Those “in the know” think the quintet of tall, narrow lancet windows behind the altar were put in at the very start as the church was being built. Why? Because they're excellent quality domestic glass, not the imported stained-glass windows brought in later. The center window of these five honors Mary as the Immaculate Conception.
All the other brilliant stained-glass windows filling the nave were later imported from the Meyer Studio in Munich, Germany, during a golden era of stained-glass production there. I always find it a great joy to study the scenes, the colors, the minute detailing in these windows from the great studios of Germany. The delicate depiction of the halos, for example, and the ways the angels are portrayed become a few of the hallmarks for this museum-quality artistry in glass.

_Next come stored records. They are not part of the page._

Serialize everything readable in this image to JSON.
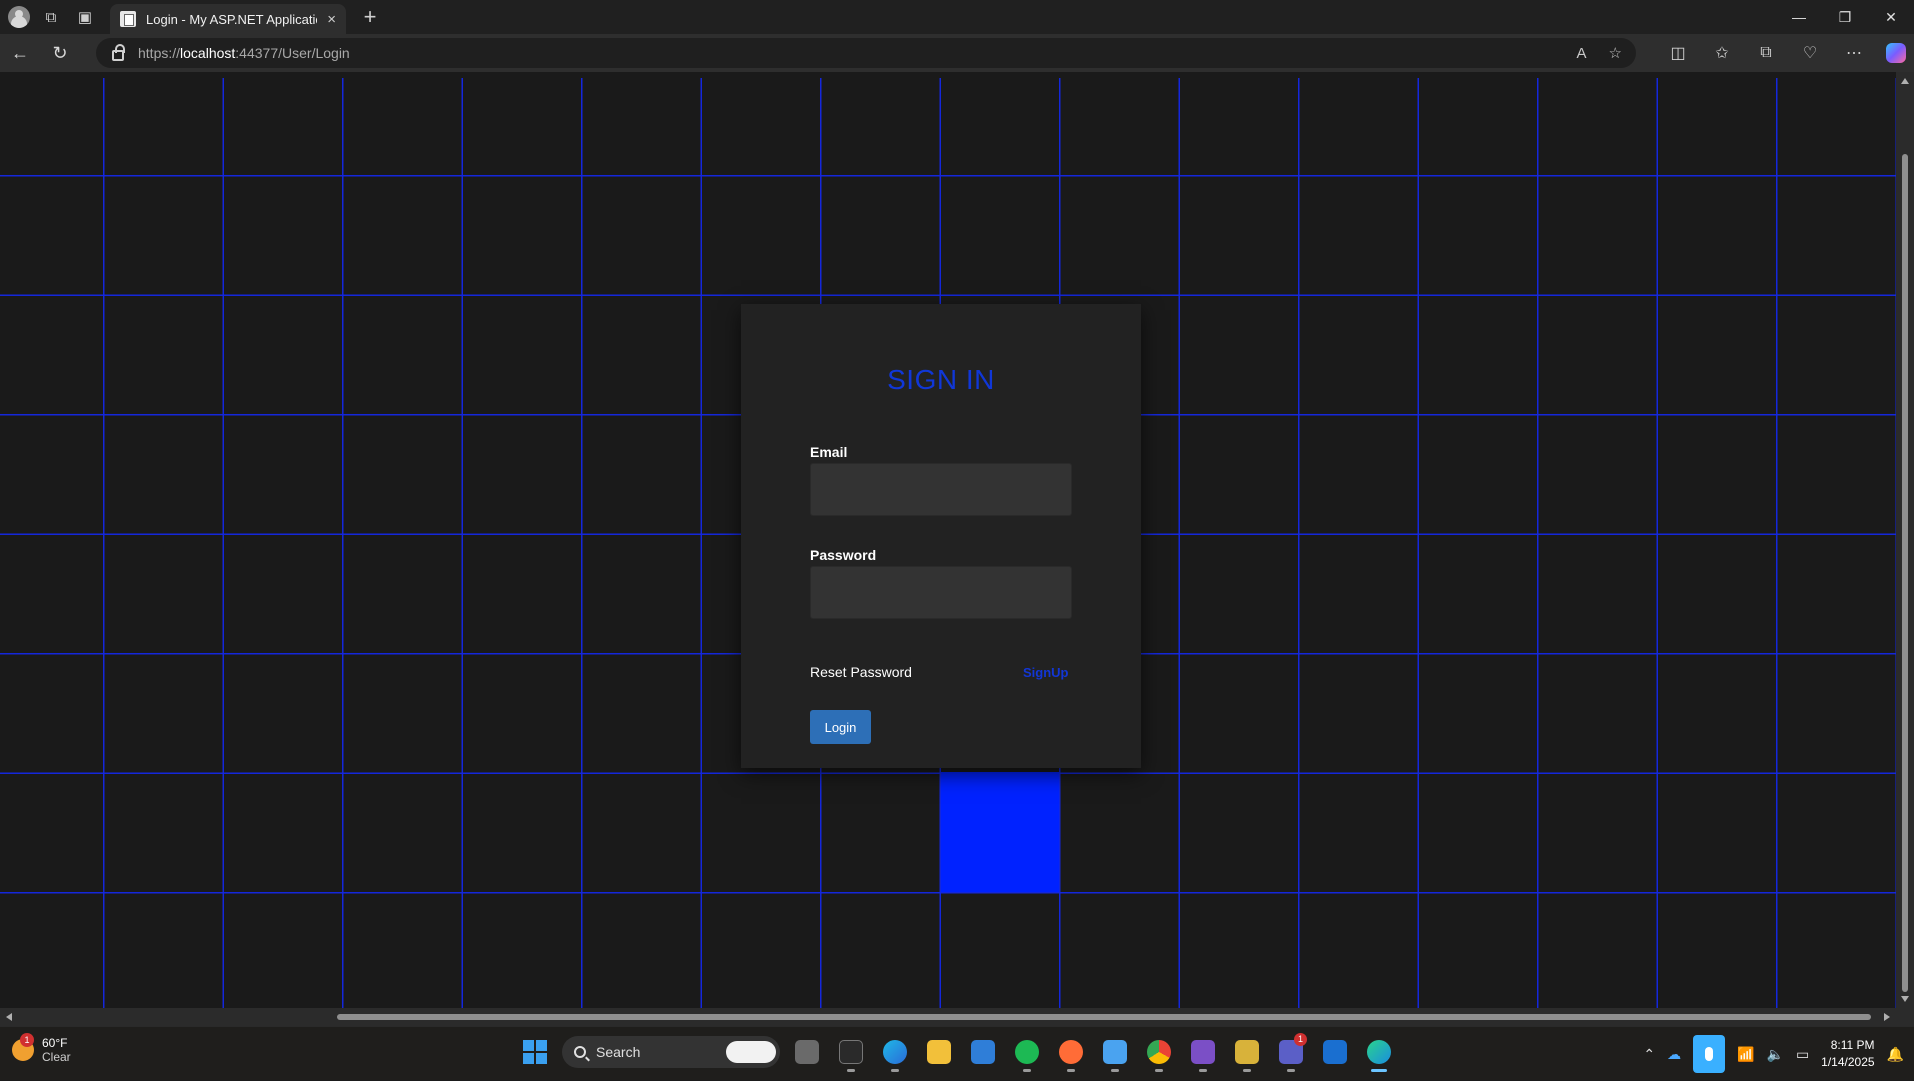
{
  "browser": {
    "tab_title": "Login - My ASP.NET Application",
    "tab_close": "×",
    "new_tab": "+",
    "url_scheme": "https://",
    "url_host": "localhost",
    "url_path": ":44377/User/Login",
    "window_controls": {
      "minimize": "—",
      "restore": "❐",
      "close": "✕"
    }
  },
  "page": {
    "heading": "SIGN IN",
    "email_label": "Email",
    "email_value": "",
    "password_label": "Password",
    "password_value": "",
    "reset_link": "Reset Password",
    "signup_link": "SignUp",
    "login_button": "Login",
    "colors": {
      "accent": "#1037d8",
      "grid": "#1428e6",
      "button": "#2d6fb7",
      "highlight_cell": "#0022ff"
    }
  },
  "taskbar": {
    "weather_temp": "60°F",
    "weather_cond": "Clear",
    "weather_badge": "1",
    "search_label": "Search",
    "teams_badge": "1",
    "time": "8:11 PM",
    "date": "1/14/2025"
  }
}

But even more of a joy – and something I never fail to wish I had more time to do on my visits – is to meditate on the parables or miracles or virtues they put before us. They're truly catechisms in art.
Along one side of the nave, the windows concentrate on Mary. On the other side, they focus on Jesus and his miracles. Some have both mother and son, like the beautifully depicted in the Wedding at Cana miracle that appeared to me like a master painting. Or like the stunning visit of the Magi that's highlighted by bright gold tones and enclosed by white Gothic window frames.
The Munich treatment of the angels is clear in a window capturing the scene of St. Dominic receiving the rosary from the Baby Jesus, who rests on Mary's lap.
Speaking of different windows, in the back there are two – St. Patrick, recalling the roots of the church's founding parishioners, and the landing of Columbus in America that's spectacular in the variety of colored glass in it. Both are a bit harder to spot because the choir loft has been extended over the years.
The organ in the loft, by the way, presents a pretty picture of golden pipes, like unusual jewelry within the white casing. I didn't hear it play, but it surely must sound magnificent because it's a 1926 Casavant Freres, recently rebuilt, and the cathedral is said to have nearly perfect acoustics.
The rose window above it has a small rose in the center, and the lovely blue glass contains a rosary. I was able to talk to a 50-year parishioner named Orville Beckord, who told me the time to see the window was at 4 p.m. on a sunny day.
The major renovation in 1957 brought in new flooring, statues, pews, woodwork and altar. In the mid-1980s, the 17th-century painting of “The Entombment of Christ” by Bolognese artist Guido Reni was donated to the diocese. It now appears over the sanctuary arch.
A decade before, in the mid'70s, the cathedral opened a soup kitchen to take care of Camden's poor. Whether it's the city's poor or the one-time visitor, the historic Cathedral of the Immaculate Conception nourishes both bodies and souls.
Joseph Pronechen writes from Trumbull, Connecticut.